Movies: '50/50' Mercilessly Jerks Tears With Dimply Smiles
YOUR FEATURE PRESENTATION
Joining the very slim ranks of Cancer Comedies, 50/50 must surely number among the best of them. The film begins with a long shot of 27 year-old Adam (Joseph Gordon-Levitt) jogging. It's unclear why the film begins this way (we never see him exercise again) but it's telling. Adam is about to embark on a sweaty exhausting journey with no set destination and it takes him awhile to come into focus.
As protagonists go, Adam is a passive blurry character. He lets his loud friend Kyle (Seth Rogen) control their friendship. Even though he's only just given her a dresser drawer, his girlfriend Rachael (Bryce Dallas Howard) is calling all the relationship shots - including no blow jobs which infuriates Kyle on Adam's behalf. Adam seems content to sit back and take whatever life does or doesn't offer him. Enter: Cancer. His diagnosis happens very early in the movie in a suitably disorienting scene where the only word from the doctor's mouth that Adam can latch on to with any understanding is "Cancer". Adam is soon whisked into chemotherapy and it's the treatment that begin to control him. He sits back and takes in his new painful reality with something like peaceful acceptance. Or does he? Just how much is this ever-accommodating guy absorbing?
MORE AFTER THE JUMP...
His therapist (Anna Kendrick) sees through the calm facade but doesn't yet have the skill - she's only a grad student - to shake him from what she sees as numb shock. His overbearing mother (Anjelica Huston, just superb in an agonizingly small role. More! More!) could worry him right out of peacefulness so he ignores her.
Despite the intense focus on Adam and his life-threatening illness, the movie is generous enough to make sure that each of its supporting characters get at least one scene wherein you suddenly understand how hard Adam's illness is for them when they're offscreen. Except Rachael, that is. Between this and The Help Bryce Dallas Howard is in danger of becoming shorthand typecasting for Detestable Woman You're Supposed to Hate. It's a blemish on this otherwise kind-hearted movie that it takes such joy in hating her. In fact, it actually burns her in effigy!
To 50/50's credit, whether or not Adam will survive doesn't seem to be the driving thrust of the story. Instead 50/50 concerns itself with charting Adam's dawning awareness of his own feelings, collecting sympathetic obversations (Adam's relationship with an adopted dog is subtlely handled) and crude but funny diversions (Kyle is obsessed with using cancer to score them both sympathy-sex). It's in the slow accumulation of these laughs and details that the movie truly pays off. Out of nowhere your eyes are watering and the lump in your throat won't quit. Points of entry to Teary Mess Land will undoubtedly vary from moviegoer to moviegoer but for me it was a simple no-fuss scene in which Kyle passes out drunk and Adam heads to Kyle's bathroom only to discover his best friend's surprising reading material. The movie, like its bromantic central friendship, pretends to be casual but the feelings run deep.
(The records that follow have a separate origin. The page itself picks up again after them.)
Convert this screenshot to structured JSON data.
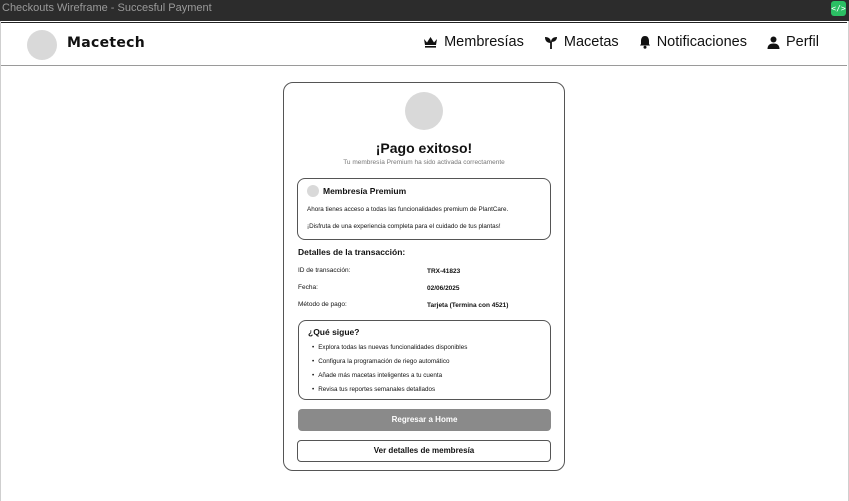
{
  "window": {
    "title": "Checkouts Wireframe - Succesful Payment",
    "badge_icon": "code-icon"
  },
  "nav": {
    "brand": "Macetech",
    "items": [
      {
        "label": "Membresías",
        "icon": "crown-icon"
      },
      {
        "label": "Macetas",
        "icon": "sprout-icon"
      },
      {
        "label": "Notificaciones",
        "icon": "bell-icon"
      },
      {
        "label": "Perfil",
        "icon": "user-icon"
      }
    ]
  },
  "card": {
    "title": "¡Pago exitoso!",
    "subtitle": "Tu membresía Premium ha sido activada correctamente",
    "premium": {
      "title": "Membresía Premium",
      "line1": "Ahora tienes acceso a todas las funcionalidades premium de PlantCare.",
      "line2": "¡Disfruta de una experiencia completa para el cuidado de tus plantas!"
    },
    "details": {
      "title": "Detalles de la transacción:",
      "rows": [
        {
          "label": "ID de transacción:",
          "value": "TRX-41823"
        },
        {
          "label": "Fecha:",
          "value": "02/06/2025"
        },
        {
          "label": "Método de pago:",
          "value": "Tarjeta (Termina con 4521)"
        }
      ]
    },
    "next": {
      "title": "¿Qué sigue?",
      "items": [
        "Explora todas las nuevas funcionalidades disponibles",
        "Configura la programación de riego automático",
        "Añade más macetas inteligentes a tu cuenta",
        "Revisa tus reportes semanales detallados"
      ]
    },
    "buttons": {
      "home": "Regresar a Home",
      "details": "Ver detalles de membresía"
    }
  }
}
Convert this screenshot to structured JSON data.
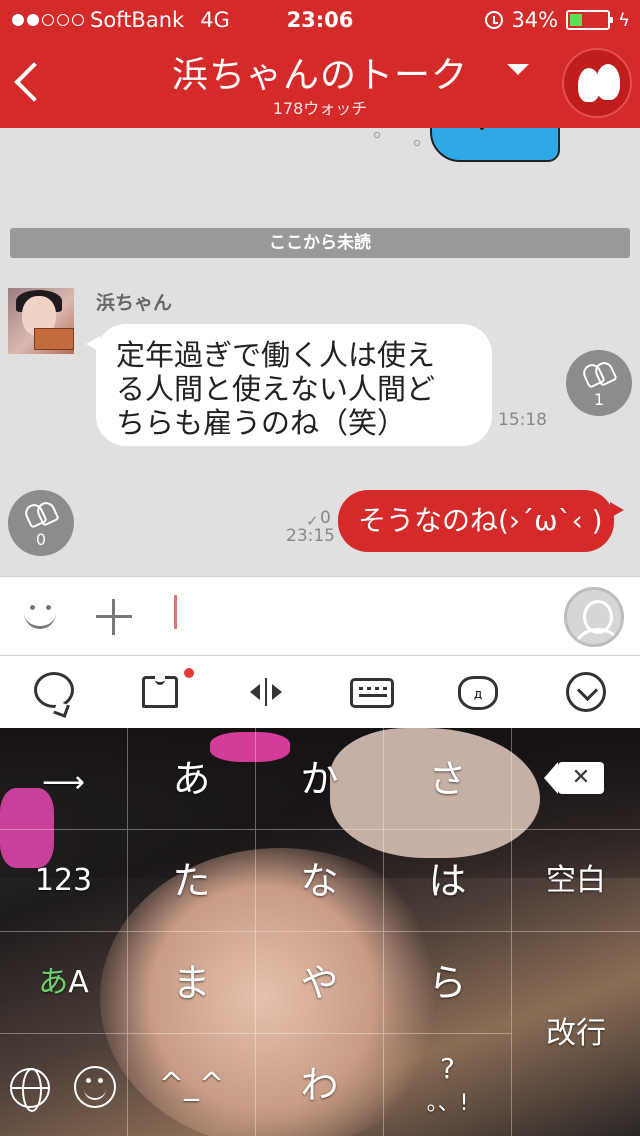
{
  "status_bar": {
    "carrier": "SoftBank",
    "network": "4G",
    "time": "23:06",
    "battery": "34%",
    "battery_level": 0.34
  },
  "header": {
    "title": "浜ちゃんのトーク",
    "subtitle": "178ウォッチ"
  },
  "chat": {
    "unread_divider": "ここから未読",
    "incoming": {
      "sender": "浜ちゃん",
      "lines": [
        "定年過ぎで働く人は使え",
        "る人間と使えない人間ど",
        "ちらも雇うのね（笑）"
      ],
      "time": "15:18",
      "clap_count": "1"
    },
    "outgoing": {
      "text": "そうなのね(›´ω`‹ )",
      "time": "23:15",
      "read_mark": "✓",
      "read_count": "0",
      "clap_count": "0"
    }
  },
  "input_bar": {
    "value": ""
  },
  "toolbar": {
    "icons": [
      "chat-bubble-icon",
      "shirt-icon",
      "cursor-move-icon",
      "keyboard-icon",
      "cat-emoticon-icon",
      "chevron-down-icon"
    ],
    "cat_face": "д"
  },
  "keyboard": {
    "row1": [
      "あ",
      "か",
      "さ"
    ],
    "row2": [
      "123",
      "た",
      "な",
      "は",
      "空白"
    ],
    "row3_mode": {
      "kana": "あ",
      "latin": "A"
    },
    "row3": [
      "ま",
      "や",
      "ら"
    ],
    "row4": [
      "^_^",
      "わ"
    ],
    "punct_top": "?",
    "punct_bottom": "。、!",
    "enter": "改行"
  },
  "colors": {
    "brand_red": "#d42a2a",
    "chat_bg": "#e0e0e0",
    "battery_green": "#5be05b"
  }
}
Daniel Craig and Rachel Weisz, recently married offscreen, play a married couple who have a nightmarish experience in their new DREAM HOUSE. Anna Faris plays a single woman tracking down ex-boyfriends with the help of her shirtless neighbor Chris Evans in WHAT'S YOUR NUMBER? (Gee I wonder who she ends up with.) In limited release Michael Shannon has Oscar-buzzing apocalyptic nightmares in the unsettling drama TAKE SHELTER and Anna Paquin stars as a guilt-ridden teen who may have caused a horrible death in MARGARET. Don't be alarmed if Paquin appears preternaturally youthful. The movie, beset by post production and legal problems, was filmed before she ever fell for those handsome horny vampires in Bon Temps!
Finally, the New York Film Festival begins tonight with the premiere of Roman Polanski's CARNAGE (my review), an adaptation of the Tony winning play "God of Carnage" by Yasmina Reza. Oscar winners Jodie Foster, Kate Winslet, and Christoph Waltz (plus John C Reilly) make up the squabbling quartet. In short: Prestige movie season has begun, everyone marching towards Oscar though few will reach that naked gold man.